J&J product relaunch will keep talc in baby products

talc bottles 314x210 J&J product relaunch will keep talc in baby productsJohnson & Johnson is redesigning its Johnson’s Baby products line to appeal to millennial moms who are more conscious about the ingredients in the products.

According to CNBC, three years ago, the consumer health care giant began researching a relaunch of its line of baby products and, after talking to thousands of mothers, realized it needed to consider what it was putting into its products. “What we learned is that they were looking for fewer, simpler ingredients, more naturally derived ingredients in their products,” Trisha Bonner, associate director of research & development at J&J Consumer, told the news agency. “From that, we knew we had to completely make a change to our brand.”

In 2015, Johnson & Johnson removed paragons and phthalates from its products – ingredients that have raised red flags with consumer groups although the Food and Drug Administration (FDA) has yet to find much evidence that either poses a risk to consumers. For the relaunch, Johnson & Johnson is also slashing the number of ingredients in the products by half, removing dyes and sulfates, and replacing ingredients like mineral oil with coconut oil.

The packaging has also been updated to include pumps to make products easier to use while holding a baby. The wash products have also been reformulated to leave less residue, and its packaging has been changed to make it easier to recycle.

Despite all these efforts to make the products with fewer questionable ingredients, the company refuses to remove talcum powder from its baby line despite recent litigation linking use to ovarian cancer and mesothelioma.

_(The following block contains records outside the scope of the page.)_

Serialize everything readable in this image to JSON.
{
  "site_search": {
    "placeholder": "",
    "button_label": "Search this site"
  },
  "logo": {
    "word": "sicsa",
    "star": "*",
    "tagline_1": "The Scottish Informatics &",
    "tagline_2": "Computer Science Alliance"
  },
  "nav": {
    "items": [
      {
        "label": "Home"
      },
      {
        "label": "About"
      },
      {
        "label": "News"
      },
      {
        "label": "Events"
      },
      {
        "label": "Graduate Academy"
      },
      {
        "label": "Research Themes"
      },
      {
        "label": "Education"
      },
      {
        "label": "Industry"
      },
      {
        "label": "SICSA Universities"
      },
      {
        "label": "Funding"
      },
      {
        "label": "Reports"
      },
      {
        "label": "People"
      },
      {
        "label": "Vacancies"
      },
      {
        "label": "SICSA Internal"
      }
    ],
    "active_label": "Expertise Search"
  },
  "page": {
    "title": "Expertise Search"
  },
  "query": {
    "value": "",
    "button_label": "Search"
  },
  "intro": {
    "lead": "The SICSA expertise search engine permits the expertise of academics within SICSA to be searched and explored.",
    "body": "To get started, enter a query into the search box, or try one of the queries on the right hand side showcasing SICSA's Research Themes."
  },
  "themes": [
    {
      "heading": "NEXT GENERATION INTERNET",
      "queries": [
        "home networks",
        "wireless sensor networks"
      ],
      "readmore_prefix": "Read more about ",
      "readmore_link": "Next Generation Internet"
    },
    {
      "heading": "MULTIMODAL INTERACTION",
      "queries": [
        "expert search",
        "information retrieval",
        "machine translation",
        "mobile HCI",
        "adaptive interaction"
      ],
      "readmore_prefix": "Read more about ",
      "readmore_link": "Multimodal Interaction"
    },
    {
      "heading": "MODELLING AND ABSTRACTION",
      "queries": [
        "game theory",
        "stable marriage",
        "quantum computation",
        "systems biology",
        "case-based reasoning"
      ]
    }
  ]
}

“We are absolutely certain that science shows that our talcum product is safe, and we will defend our brand and defend our product,” said Jorge Mesquita, worldwide chairman and executive vice president for Johnson & Johnson’s global consumer unit in an interview with CNBC.

But Johnson & Johnson’s defense has been weak in the talc debate in the courtroom. In April, the company, along with its talc supplier Imerys Talc America, was hit with a $117 million verdict in a case brought by a man who claimed Johnson’s Baby Powder contains asbestos, and that his regular use of the talcum powder through the years caused him to develop mesothelioma, a rare form of cancer that affects the lining of the lungs. Mesothelioma is caused by asbestos exposure.

In four recent trials, Johnson & Johnson was also found liable for the development of ovarian cancer in women who used Johnson’s Baby Powder and Shower to Shower body powder on their genitals for feminine hygiene. Four separate juries ordered the company to pay more than $307 million in damages for not warning women of the dangers of its talc-containing products.

Beasley Allen